A farmer was constructing a wire fence with a hydraulic post driver attached to the back of a tractor using a 3-point linkage. A 3-point linkage is 1 of the main ways farming equipment and implements are attached to a tractor. In this instance the top link of the linkage was replaced with a connection that was integral to the post driver.
It appears that this connection has failed, allowing the post driver to fall away from the tractor and hit the farmer, who was behind the tractor. The farmer was fatally injured.
Many farming implements rely on the tractor’s 3-point linkage for stability or to support the implement’s weight. Because of this, the links in a 3-point linkage are often critical load-bearing components. This is also the case for links replaced by connections integral to an implement, such as hydraulic tilt mechanisms.
If 1 or more of the links fails when carrying such an implement, the implement can fall down or away from the tractor. The falling implement could hit someone nearby or damage the tractor or implement.
A link or other connection in a 3-point linkage could fail because:
- it's worn or damaged and is no longer fit for use
- it has been improperly repaired after damage
- retaining pins have not been inserted into the clevis pins of the links
- there is insufficient thread engagement on threaded connections
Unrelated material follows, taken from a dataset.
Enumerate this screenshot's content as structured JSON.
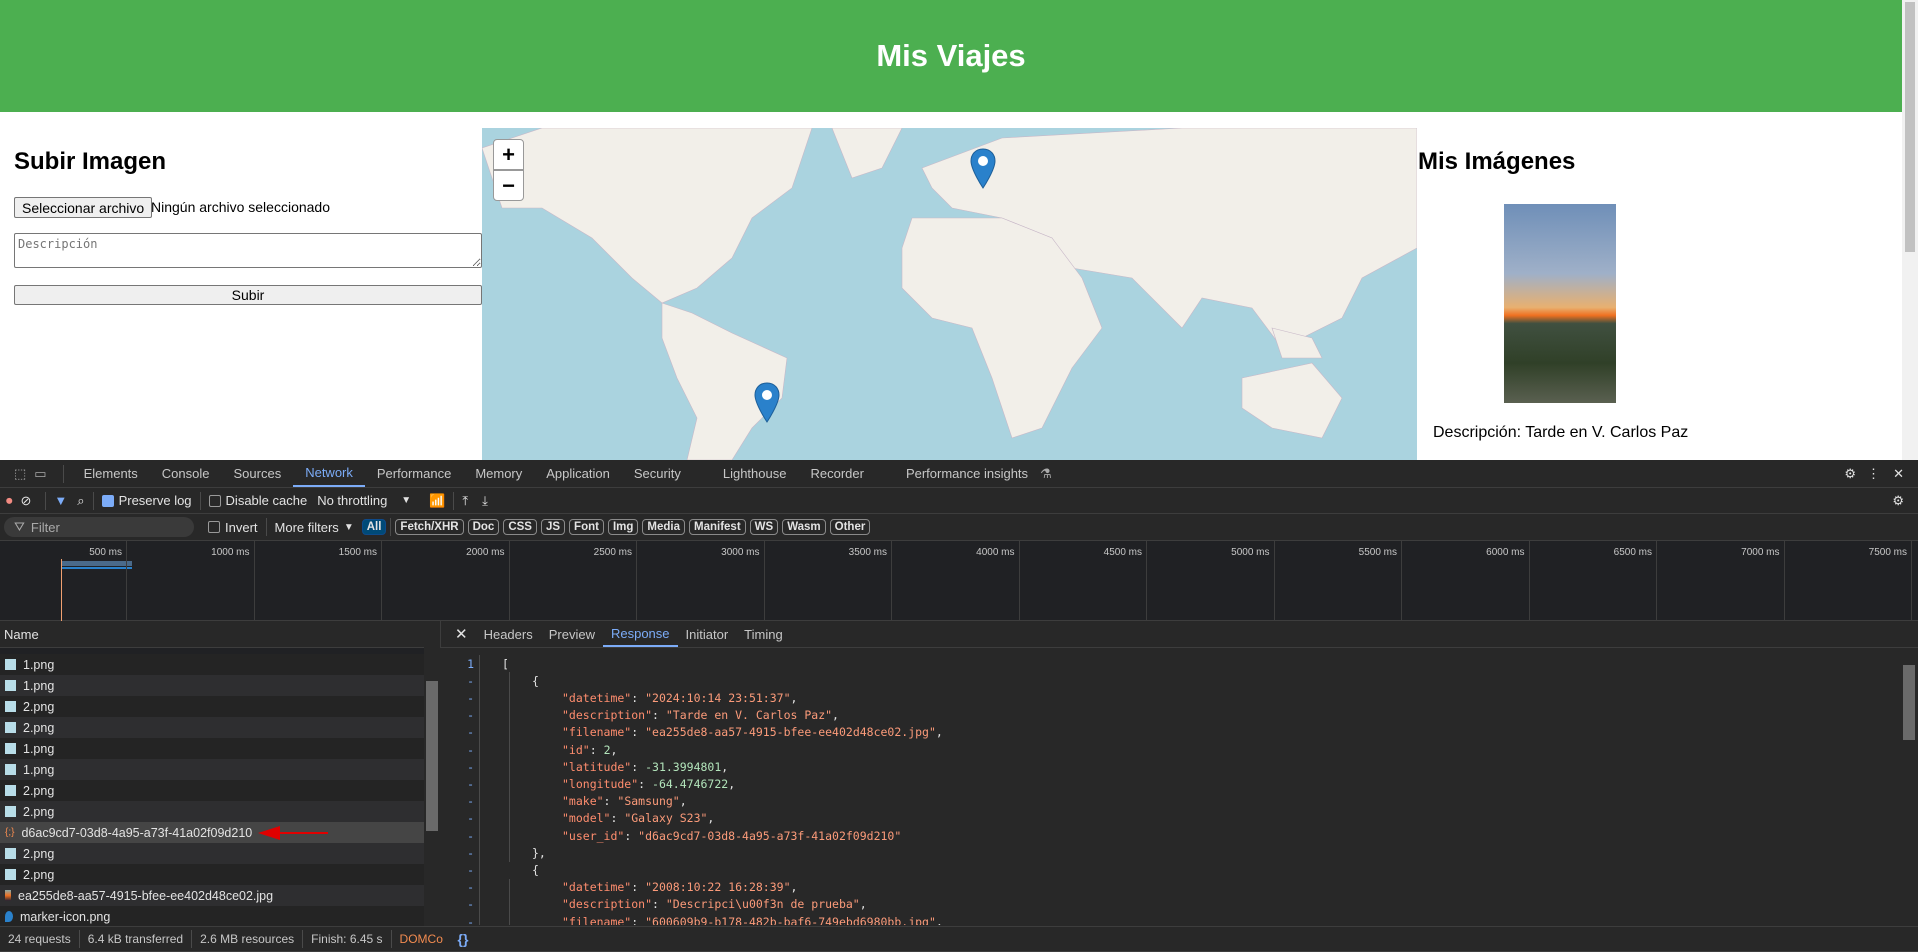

These risks are also present with other types of tractor attachments where the attachment points form the critical load path.
Recommended ways to control the risk
- Before each use, inspect 3-point linkages and farming implement attachments for signs of excessive wear or damage (such as bent, corroded or cracked components).
- If a component has excessive wear or damage, don't use the link or implement until it's replaced or repaired.
- Where possible, failed or excessively worn components should be replaced rather than repaired.
- Ensure all maintenance and repairs are carried out by suitably qualified persons in line with manufacturers' specifications, or by the manufacturer or an authorised agent or representative of the manufacturer.
Systems of work
Employers must provide systems of work that are, so far as is reasonably practicable, safe and without risks to health. When working with heavy farm equipment, you should:
- connect and operate the equipment according to the manufacturer’s instructions
- ensure the equipment is maintained according to the manufacturer’s or a competent person's instruction
- ensure all retaining / lynch pins are installed into link clevis pins
- ensure that all guards are in place and operate correctly, according to the manufacturer’s instructions
Access to the work area
- Keep people away from the work area, including other workers, bystanders and children.
If your work involves machinery and equipment (plant), there are duties you need to comply with under the Occupational Health and Safety Act 2004 and Occupational Health and Safety Regulations 2017 (OHS Regulations).
Under the OHS Act, employers must:
- provide and maintain, so far as is reasonably practicable, a working environment for their employees (including independent contractors) that is safe and without risks to health
- provide or maintain plant or systems of work that are, so far as is reasonably practicable, safe and without risks to health
- provide such information, instruction, training or supervision to employees (including independent contractors) as is necessary to enable them to perform their work in a way that is safe and without risks to health.
Under the OHS Regulations, employers have obligations if they use specific risk controls or certain types of plant. See the Plant compliance code for practical guidance on how to comply with those obligations.
A self-employed person must ensure, so far as is reasonably practicable, that persons are not exposed to risks to their health or safety arising from the conduct of the undertaking of the self-employed person.